EXTRACTED RECORDS section start

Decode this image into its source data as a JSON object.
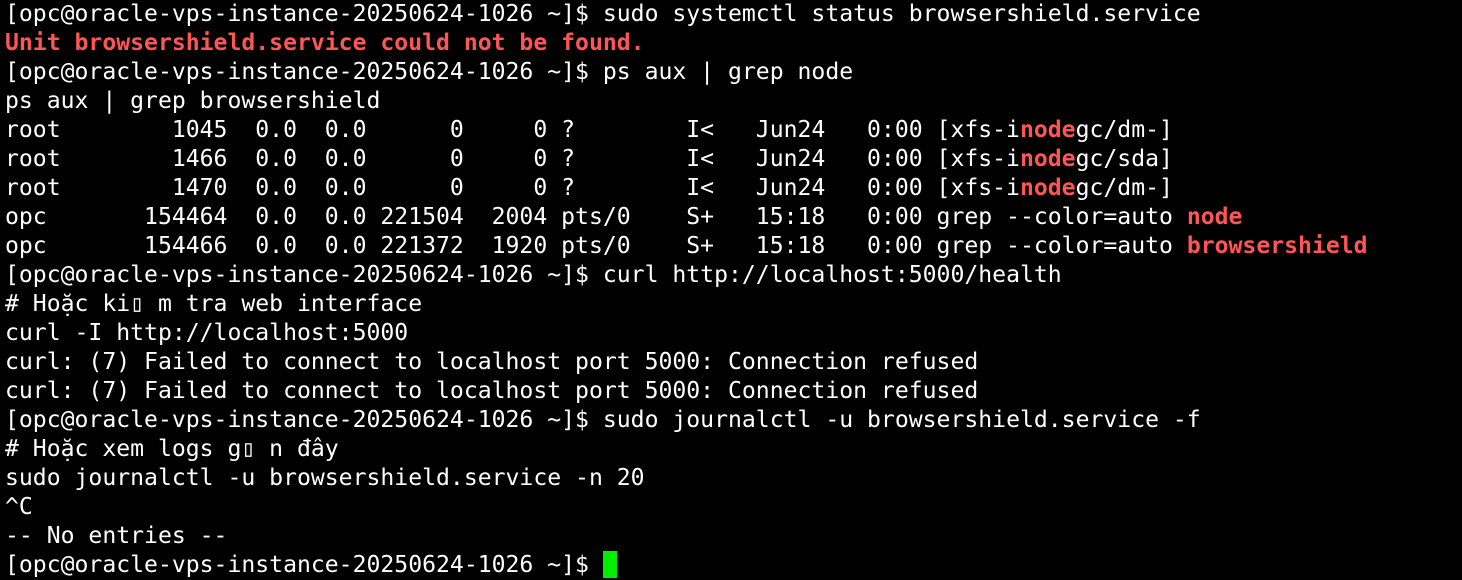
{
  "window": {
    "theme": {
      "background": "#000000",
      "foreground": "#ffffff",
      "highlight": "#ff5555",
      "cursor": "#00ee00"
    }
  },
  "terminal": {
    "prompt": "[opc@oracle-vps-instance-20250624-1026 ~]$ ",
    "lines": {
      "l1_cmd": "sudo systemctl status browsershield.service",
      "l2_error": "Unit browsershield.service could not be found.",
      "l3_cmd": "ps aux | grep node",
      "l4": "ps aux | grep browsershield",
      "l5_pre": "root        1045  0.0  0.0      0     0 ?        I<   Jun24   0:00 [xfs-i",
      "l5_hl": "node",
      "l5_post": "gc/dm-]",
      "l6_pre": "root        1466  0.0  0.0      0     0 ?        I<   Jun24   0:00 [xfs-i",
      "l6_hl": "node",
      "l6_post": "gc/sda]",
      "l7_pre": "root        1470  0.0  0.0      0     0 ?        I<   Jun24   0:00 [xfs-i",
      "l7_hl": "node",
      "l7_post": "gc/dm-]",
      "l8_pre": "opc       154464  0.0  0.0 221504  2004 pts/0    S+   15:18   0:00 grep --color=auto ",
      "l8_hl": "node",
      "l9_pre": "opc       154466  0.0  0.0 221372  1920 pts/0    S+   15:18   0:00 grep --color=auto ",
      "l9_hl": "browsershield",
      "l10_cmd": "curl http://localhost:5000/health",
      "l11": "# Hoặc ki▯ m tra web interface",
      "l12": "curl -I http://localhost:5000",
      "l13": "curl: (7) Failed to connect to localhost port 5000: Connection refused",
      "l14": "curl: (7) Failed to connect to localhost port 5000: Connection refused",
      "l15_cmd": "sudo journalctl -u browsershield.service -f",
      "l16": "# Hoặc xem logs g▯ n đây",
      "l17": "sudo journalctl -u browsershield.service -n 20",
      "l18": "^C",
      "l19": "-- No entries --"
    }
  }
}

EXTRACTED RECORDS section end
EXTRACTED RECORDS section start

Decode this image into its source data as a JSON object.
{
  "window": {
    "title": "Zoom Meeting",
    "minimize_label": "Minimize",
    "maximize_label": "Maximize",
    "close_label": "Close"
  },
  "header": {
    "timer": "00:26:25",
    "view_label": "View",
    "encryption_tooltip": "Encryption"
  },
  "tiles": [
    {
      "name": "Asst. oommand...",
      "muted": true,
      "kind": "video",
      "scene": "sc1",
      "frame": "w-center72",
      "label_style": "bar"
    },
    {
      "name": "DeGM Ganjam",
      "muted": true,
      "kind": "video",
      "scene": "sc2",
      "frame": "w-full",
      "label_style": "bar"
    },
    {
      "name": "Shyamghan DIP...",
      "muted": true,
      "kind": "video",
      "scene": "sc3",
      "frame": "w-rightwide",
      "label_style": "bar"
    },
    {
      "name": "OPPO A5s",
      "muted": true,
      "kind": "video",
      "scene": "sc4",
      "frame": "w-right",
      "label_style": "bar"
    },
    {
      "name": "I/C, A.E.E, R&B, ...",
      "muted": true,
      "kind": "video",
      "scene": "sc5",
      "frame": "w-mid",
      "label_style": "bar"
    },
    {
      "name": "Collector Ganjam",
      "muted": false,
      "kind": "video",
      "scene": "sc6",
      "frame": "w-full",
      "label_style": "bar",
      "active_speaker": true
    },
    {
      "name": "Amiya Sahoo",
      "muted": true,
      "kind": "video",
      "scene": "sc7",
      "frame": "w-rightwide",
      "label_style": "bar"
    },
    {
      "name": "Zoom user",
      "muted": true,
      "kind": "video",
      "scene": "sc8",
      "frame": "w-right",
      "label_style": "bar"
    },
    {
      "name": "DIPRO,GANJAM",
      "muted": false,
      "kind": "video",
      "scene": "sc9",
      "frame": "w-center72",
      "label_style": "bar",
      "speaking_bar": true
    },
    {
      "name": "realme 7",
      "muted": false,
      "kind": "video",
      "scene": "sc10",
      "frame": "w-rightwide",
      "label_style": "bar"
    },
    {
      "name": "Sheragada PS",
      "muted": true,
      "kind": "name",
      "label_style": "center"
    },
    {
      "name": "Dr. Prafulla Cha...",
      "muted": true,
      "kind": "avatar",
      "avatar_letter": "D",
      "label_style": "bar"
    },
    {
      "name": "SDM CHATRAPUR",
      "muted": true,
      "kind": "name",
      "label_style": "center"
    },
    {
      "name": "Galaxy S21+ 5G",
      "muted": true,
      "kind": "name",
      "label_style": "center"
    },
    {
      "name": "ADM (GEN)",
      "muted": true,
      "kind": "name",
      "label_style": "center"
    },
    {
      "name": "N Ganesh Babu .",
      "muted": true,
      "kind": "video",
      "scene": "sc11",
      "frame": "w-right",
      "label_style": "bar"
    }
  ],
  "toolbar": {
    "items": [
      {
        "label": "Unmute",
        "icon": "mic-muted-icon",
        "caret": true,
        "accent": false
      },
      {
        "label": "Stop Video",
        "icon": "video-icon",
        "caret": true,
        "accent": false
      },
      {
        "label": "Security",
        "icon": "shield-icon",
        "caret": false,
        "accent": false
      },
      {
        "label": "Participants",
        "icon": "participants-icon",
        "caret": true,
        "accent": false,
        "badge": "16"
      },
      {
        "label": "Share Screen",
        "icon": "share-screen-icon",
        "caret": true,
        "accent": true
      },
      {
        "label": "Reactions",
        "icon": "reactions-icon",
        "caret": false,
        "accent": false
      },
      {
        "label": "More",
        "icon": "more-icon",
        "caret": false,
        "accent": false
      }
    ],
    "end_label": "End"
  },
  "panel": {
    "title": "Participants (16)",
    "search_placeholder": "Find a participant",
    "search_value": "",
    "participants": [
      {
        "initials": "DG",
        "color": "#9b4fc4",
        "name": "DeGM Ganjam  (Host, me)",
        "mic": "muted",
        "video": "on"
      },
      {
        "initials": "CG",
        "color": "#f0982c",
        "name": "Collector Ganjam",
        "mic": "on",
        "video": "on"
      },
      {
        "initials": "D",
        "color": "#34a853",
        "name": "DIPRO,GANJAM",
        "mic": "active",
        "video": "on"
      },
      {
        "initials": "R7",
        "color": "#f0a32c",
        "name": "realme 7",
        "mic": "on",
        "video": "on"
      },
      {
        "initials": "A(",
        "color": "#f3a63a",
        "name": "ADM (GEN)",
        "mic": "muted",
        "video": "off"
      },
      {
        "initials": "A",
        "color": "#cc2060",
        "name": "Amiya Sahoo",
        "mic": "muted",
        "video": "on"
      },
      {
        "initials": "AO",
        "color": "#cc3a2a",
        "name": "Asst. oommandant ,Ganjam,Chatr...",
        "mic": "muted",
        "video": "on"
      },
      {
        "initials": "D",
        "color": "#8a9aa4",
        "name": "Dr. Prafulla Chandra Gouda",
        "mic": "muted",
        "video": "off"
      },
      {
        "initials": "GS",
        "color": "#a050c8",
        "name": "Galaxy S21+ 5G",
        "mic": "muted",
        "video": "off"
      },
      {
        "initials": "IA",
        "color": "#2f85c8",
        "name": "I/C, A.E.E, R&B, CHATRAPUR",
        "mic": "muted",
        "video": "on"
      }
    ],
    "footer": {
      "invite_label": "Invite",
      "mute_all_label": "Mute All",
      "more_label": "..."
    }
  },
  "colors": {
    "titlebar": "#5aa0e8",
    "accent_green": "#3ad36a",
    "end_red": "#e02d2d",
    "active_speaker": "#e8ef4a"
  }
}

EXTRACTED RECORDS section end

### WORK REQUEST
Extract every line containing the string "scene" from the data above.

### TASK ANSWER
      "scene": "sc1",
      "scene": "sc2",
      "scene": "sc3",
      "scene": "sc4",
      "scene": "sc5",
      "scene": "sc6",
      "scene": "sc7",
      "scene": "sc8",
      "scene": "sc9",
      "scene": "sc10",
      "scene": "sc11",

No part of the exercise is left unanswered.